--- START ---
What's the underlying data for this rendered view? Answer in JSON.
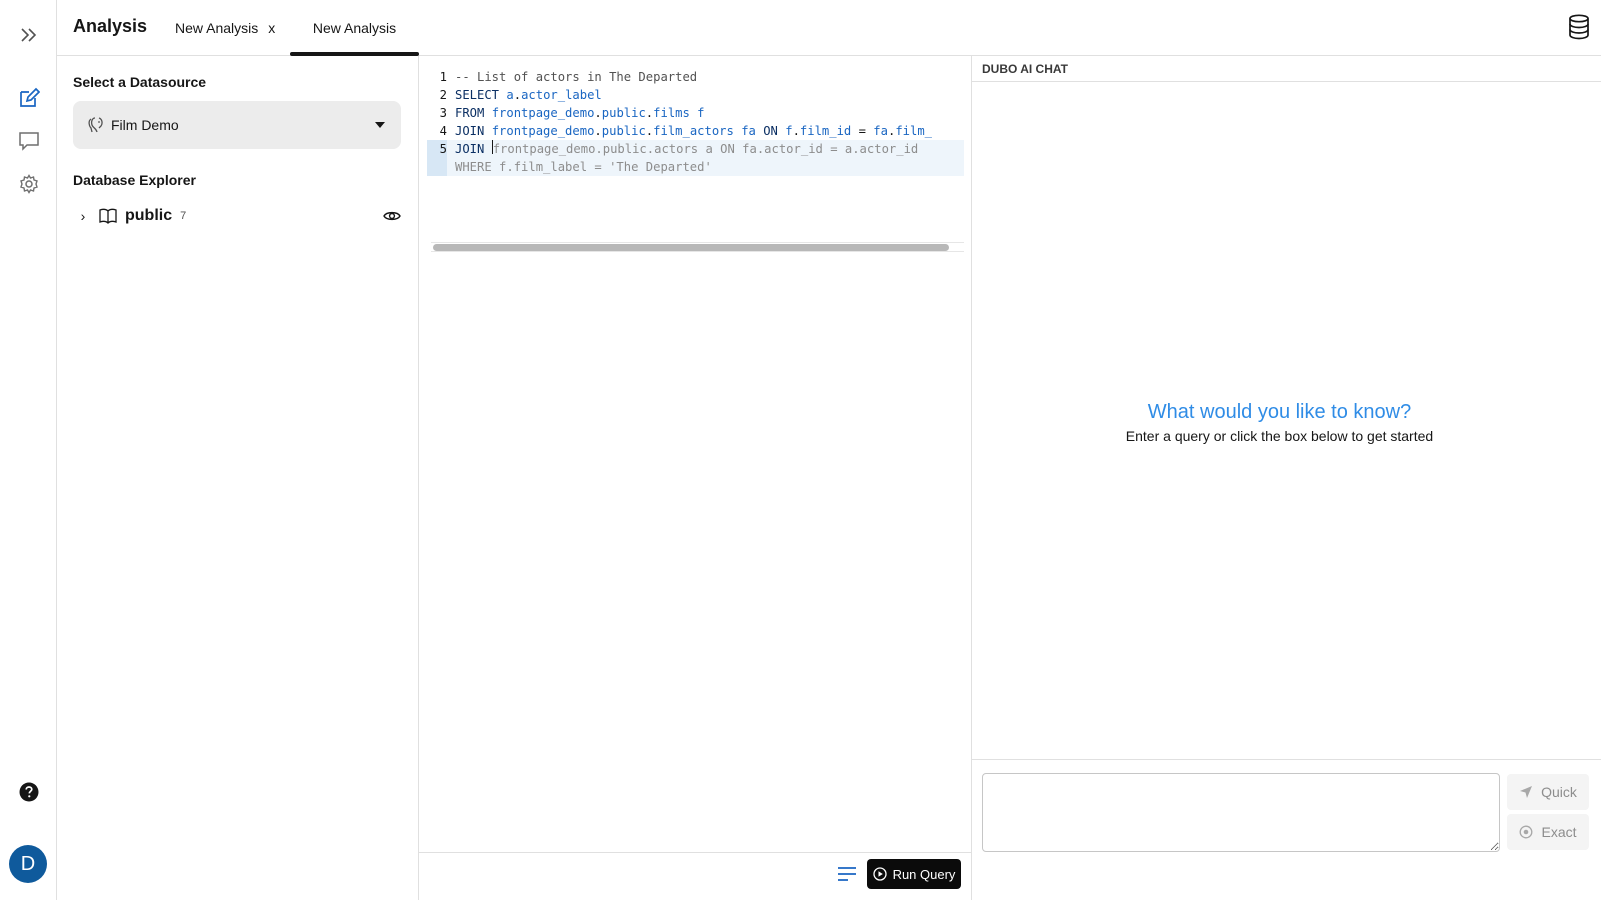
{
  "header": {
    "title": "Analysis",
    "tabs": [
      {
        "label": "New Analysis",
        "close": "x"
      },
      {
        "label": "New Analysis"
      }
    ]
  },
  "rail": {
    "icons": [
      "expand-icon",
      "edit-icon",
      "chat-icon",
      "gear-icon",
      "help-icon"
    ],
    "avatar_initial": "D"
  },
  "datasource": {
    "heading": "Select a Datasource",
    "selected": "Film Demo"
  },
  "explorer": {
    "heading": "Database Explorer",
    "schema": {
      "name": "public",
      "count": "7"
    }
  },
  "editor": {
    "lines": [
      {
        "n": "1",
        "tokens": [
          {
            "t": "-- List of actors in The Departed",
            "c": "comment"
          }
        ]
      },
      {
        "n": "2",
        "tokens": [
          {
            "t": "SELECT ",
            "c": "kw"
          },
          {
            "t": "a",
            "c": "id"
          },
          {
            "t": ".",
            "c": "plain"
          },
          {
            "t": "actor_label",
            "c": "id"
          }
        ]
      },
      {
        "n": "3",
        "tokens": [
          {
            "t": "FROM ",
            "c": "kw"
          },
          {
            "t": "frontpage_demo",
            "c": "id"
          },
          {
            "t": ".",
            "c": "plain"
          },
          {
            "t": "public",
            "c": "id"
          },
          {
            "t": ".",
            "c": "plain"
          },
          {
            "t": "films f",
            "c": "id"
          }
        ]
      },
      {
        "n": "4",
        "tokens": [
          {
            "t": "JOIN ",
            "c": "kw"
          },
          {
            "t": "frontpage_demo",
            "c": "id"
          },
          {
            "t": ".",
            "c": "plain"
          },
          {
            "t": "public",
            "c": "id"
          },
          {
            "t": ".",
            "c": "plain"
          },
          {
            "t": "film_actors fa ",
            "c": "id"
          },
          {
            "t": "ON ",
            "c": "kw"
          },
          {
            "t": "f",
            "c": "id"
          },
          {
            "t": ".",
            "c": "plain"
          },
          {
            "t": "film_id ",
            "c": "id"
          },
          {
            "t": "= ",
            "c": "plain"
          },
          {
            "t": "fa",
            "c": "id"
          },
          {
            "t": ".",
            "c": "plain"
          },
          {
            "t": "film_",
            "c": "id"
          }
        ]
      },
      {
        "n": "5",
        "active": true,
        "tokens": [
          {
            "t": "JOIN ",
            "c": "kw"
          },
          {
            "t": "|",
            "c": "cursor"
          },
          {
            "t": "frontpage_demo.public.actors a ON fa.actor_id = a.actor_id",
            "c": "ghost"
          }
        ]
      },
      {
        "n": "",
        "ghost": true,
        "tokens": [
          {
            "t": "WHERE f.film_label = 'The Departed'",
            "c": "ghost"
          }
        ]
      }
    ],
    "run_label": "Run Query"
  },
  "chat": {
    "title": "DUBO AI CHAT",
    "prompt": "What would you like to know?",
    "subtitle": "Enter a query or click the box below to get started",
    "input_placeholder": "",
    "quick_label": "Quick",
    "exact_label": "Exact"
  },
  "colors": {
    "accent": "#2f8ce6",
    "avatar": "#0f5a9c",
    "run_button": "#0b0b0b"
  }
}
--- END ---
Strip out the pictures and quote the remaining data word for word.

Response area:
What's the underlying data for this rendered view? Answer in JSON.
{
  "header": {
    "title": "Analysis",
    "tabs": [
      {
        "label": "New Analysis",
        "close": "x"
      },
      {
        "label": "New Analysis"
      }
    ]
  },
  "rail": {
    "icons": [
      "expand-icon",
      "edit-icon",
      "chat-icon",
      "gear-icon",
      "help-icon"
    ],
    "avatar_initial": "D"
  },
  "datasource": {
    "heading": "Select a Datasource",
    "selected": "Film Demo"
  },
  "explorer": {
    "heading": "Database Explorer",
    "schema": {
      "name": "public",
      "count": "7"
    }
  },
  "editor": {
    "lines": [
      {
        "n": "1",
        "tokens": [
          {
            "t": "-- List of actors in The Departed",
            "c": "comment"
          }
        ]
      },
      {
        "n": "2",
        "tokens": [
          {
            "t": "SELECT ",
            "c": "kw"
          },
          {
            "t": "a",
            "c": "id"
          },
          {
            "t": ".",
            "c": "plain"
          },
          {
            "t": "actor_label",
            "c": "id"
          }
        ]
      },
      {
        "n": "3",
        "tokens": [
          {
            "t": "FROM ",
            "c": "kw"
          },
          {
            "t": "frontpage_demo",
            "c": "id"
          },
          {
            "t": ".",
            "c": "plain"
          },
          {
            "t": "public",
            "c": "id"
          },
          {
            "t": ".",
            "c": "plain"
          },
          {
            "t": "films f",
            "c": "id"
          }
        ]
      },
      {
        "n": "4",
        "tokens": [
          {
            "t": "JOIN ",
            "c": "kw"
          },
          {
            "t": "frontpage_demo",
            "c": "id"
          },
          {
            "t": ".",
            "c": "plain"
          },
          {
            "t": "public",
            "c": "id"
          },
          {
            "t": ".",
            "c": "plain"
          },
          {
            "t": "film_actors fa ",
            "c": "id"
          },
          {
            "t": "ON ",
            "c": "kw"
          },
          {
            "t": "f",
            "c": "id"
          },
          {
            "t": ".",
            "c": "plain"
          },
          {
            "t": "film_id ",
            "c": "id"
          },
          {
            "t": "= ",
            "c": "plain"
          },
          {
            "t": "fa",
            "c": "id"
          },
          {
            "t": ".",
            "c": "plain"
          },
          {
            "t": "film_",
            "c": "id"
          }
        ]
      },
      {
        "n": "5",
        "active": true,
        "tokens": [
          {
            "t": "JOIN ",
            "c": "kw"
          },
          {
            "t": "|",
            "c": "cursor"
          },
          {
            "t": "frontpage_demo.public.actors a ON fa.actor_id = a.actor_id",
            "c": "ghost"
          }
        ]
      },
      {
        "n": "",
        "ghost": true,
        "tokens": [
          {
            "t": "WHERE f.film_label = 'The Departed'",
            "c": "ghost"
          }
        ]
      }
    ],
    "run_label": "Run Query"
  },
  "chat": {
    "title": "DUBO AI CHAT",
    "prompt": "What would you like to know?",
    "subtitle": "Enter a query or click the box below to get started",
    "input_placeholder": "",
    "quick_label": "Quick",
    "exact_label": "Exact"
  },
  "colors": {
    "accent": "#2f8ce6",
    "avatar": "#0f5a9c",
    "run_button": "#0b0b0b"
  }
}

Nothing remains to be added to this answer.